%%
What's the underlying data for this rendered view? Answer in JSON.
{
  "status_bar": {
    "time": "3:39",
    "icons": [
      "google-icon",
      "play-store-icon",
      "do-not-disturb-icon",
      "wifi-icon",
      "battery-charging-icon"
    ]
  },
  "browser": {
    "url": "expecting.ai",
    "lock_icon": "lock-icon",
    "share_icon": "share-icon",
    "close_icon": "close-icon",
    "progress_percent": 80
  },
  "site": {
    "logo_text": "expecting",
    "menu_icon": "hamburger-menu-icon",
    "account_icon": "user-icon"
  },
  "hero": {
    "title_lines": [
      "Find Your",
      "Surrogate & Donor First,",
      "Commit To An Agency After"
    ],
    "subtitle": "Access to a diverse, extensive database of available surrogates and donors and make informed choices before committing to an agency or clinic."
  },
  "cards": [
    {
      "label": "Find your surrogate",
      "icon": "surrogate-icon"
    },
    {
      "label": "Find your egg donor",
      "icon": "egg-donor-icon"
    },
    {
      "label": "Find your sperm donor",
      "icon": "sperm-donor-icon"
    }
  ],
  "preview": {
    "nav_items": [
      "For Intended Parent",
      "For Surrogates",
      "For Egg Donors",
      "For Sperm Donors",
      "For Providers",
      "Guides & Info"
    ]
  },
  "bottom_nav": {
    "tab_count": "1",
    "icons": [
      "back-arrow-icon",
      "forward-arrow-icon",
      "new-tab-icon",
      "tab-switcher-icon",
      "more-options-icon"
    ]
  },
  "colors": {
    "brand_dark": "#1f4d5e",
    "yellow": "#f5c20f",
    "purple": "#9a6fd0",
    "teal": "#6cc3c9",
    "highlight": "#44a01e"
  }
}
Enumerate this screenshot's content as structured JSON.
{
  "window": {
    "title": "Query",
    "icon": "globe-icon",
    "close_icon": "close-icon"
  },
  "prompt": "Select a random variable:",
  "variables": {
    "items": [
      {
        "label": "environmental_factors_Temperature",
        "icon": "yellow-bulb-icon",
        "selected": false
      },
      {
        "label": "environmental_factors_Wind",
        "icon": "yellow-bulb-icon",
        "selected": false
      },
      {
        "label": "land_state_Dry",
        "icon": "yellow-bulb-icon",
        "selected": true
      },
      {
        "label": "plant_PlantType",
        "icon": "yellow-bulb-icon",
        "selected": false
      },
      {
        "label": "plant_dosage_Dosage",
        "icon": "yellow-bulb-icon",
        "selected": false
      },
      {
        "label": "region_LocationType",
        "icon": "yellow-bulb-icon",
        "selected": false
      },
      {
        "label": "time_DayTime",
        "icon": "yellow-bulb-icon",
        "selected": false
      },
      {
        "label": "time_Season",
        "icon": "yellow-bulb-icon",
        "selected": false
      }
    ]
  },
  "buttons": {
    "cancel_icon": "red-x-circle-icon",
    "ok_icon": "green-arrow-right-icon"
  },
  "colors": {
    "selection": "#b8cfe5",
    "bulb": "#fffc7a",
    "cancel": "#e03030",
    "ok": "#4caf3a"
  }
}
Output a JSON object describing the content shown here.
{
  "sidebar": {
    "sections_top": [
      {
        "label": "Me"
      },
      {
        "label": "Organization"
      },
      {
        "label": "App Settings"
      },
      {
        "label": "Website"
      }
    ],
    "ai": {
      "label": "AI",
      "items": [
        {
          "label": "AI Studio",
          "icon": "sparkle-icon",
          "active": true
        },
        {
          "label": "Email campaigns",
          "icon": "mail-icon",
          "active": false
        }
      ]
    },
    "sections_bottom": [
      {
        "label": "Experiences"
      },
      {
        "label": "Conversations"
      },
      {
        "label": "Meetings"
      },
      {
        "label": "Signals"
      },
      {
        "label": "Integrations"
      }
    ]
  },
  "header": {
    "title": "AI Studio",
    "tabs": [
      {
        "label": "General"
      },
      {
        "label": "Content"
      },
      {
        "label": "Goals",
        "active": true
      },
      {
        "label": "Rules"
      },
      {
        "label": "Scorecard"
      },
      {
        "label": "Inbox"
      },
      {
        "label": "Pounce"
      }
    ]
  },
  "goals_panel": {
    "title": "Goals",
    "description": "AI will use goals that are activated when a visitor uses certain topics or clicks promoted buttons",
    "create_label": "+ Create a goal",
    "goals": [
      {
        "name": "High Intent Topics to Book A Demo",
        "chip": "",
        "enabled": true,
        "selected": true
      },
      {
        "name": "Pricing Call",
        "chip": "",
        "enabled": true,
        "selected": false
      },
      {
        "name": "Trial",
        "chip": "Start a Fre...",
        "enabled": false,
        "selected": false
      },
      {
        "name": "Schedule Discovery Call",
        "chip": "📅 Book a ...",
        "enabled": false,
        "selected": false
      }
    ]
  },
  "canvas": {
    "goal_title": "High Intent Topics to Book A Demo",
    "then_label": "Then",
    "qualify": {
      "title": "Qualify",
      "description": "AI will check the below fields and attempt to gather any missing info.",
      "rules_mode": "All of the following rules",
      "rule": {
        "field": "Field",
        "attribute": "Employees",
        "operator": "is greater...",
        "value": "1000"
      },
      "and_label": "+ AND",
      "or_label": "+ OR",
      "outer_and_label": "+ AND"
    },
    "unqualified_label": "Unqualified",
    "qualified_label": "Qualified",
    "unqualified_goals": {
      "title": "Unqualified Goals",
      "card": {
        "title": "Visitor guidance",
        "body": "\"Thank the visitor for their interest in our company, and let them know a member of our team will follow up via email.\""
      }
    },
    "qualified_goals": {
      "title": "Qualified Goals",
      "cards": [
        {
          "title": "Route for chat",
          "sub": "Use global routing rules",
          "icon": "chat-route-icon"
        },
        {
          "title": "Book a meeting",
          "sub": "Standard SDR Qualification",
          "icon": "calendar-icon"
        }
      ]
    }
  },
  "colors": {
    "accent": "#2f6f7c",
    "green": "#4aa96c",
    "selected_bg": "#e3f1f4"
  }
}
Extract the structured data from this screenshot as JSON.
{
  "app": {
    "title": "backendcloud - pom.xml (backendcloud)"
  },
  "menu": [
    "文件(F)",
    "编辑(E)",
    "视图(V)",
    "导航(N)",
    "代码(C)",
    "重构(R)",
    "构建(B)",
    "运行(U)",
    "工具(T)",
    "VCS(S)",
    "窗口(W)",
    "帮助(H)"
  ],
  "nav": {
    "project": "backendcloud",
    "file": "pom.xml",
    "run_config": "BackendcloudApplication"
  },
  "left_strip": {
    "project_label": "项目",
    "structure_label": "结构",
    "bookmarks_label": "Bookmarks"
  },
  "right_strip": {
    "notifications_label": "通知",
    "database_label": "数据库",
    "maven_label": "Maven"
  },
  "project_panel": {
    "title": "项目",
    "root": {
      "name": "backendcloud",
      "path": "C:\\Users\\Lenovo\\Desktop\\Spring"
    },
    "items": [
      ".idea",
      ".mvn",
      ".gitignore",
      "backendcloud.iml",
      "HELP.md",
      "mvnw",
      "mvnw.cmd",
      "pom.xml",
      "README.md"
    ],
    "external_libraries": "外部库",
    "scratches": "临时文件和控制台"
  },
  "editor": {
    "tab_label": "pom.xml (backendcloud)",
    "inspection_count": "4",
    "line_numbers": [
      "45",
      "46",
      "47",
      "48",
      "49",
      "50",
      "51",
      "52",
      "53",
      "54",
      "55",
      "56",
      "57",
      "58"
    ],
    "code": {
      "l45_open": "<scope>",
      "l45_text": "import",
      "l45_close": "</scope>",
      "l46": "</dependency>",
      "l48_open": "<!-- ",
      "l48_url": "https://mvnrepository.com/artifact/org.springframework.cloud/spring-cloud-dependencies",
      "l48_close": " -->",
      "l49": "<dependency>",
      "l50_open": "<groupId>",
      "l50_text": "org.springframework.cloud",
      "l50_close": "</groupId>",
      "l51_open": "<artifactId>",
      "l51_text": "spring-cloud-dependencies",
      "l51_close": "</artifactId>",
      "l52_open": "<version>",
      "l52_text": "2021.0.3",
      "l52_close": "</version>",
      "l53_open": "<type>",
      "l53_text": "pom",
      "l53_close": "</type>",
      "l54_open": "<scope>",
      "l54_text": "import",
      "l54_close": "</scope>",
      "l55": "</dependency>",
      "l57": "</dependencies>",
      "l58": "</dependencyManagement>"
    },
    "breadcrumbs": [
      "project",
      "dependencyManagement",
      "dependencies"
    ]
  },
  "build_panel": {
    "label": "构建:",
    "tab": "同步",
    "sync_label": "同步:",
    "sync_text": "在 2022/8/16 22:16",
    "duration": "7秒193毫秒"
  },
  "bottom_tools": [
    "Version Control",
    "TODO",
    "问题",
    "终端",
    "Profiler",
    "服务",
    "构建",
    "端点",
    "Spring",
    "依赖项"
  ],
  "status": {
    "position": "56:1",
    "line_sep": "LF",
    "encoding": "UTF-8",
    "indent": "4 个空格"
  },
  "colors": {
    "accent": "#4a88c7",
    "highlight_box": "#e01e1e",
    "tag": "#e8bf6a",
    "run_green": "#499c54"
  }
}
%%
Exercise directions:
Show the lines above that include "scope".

Reply to the task:
      "l45_open": "<scope>",
      "l45_close": "</scope>",
      "l54_open": "<scope>",
      "l54_close": "</scope>",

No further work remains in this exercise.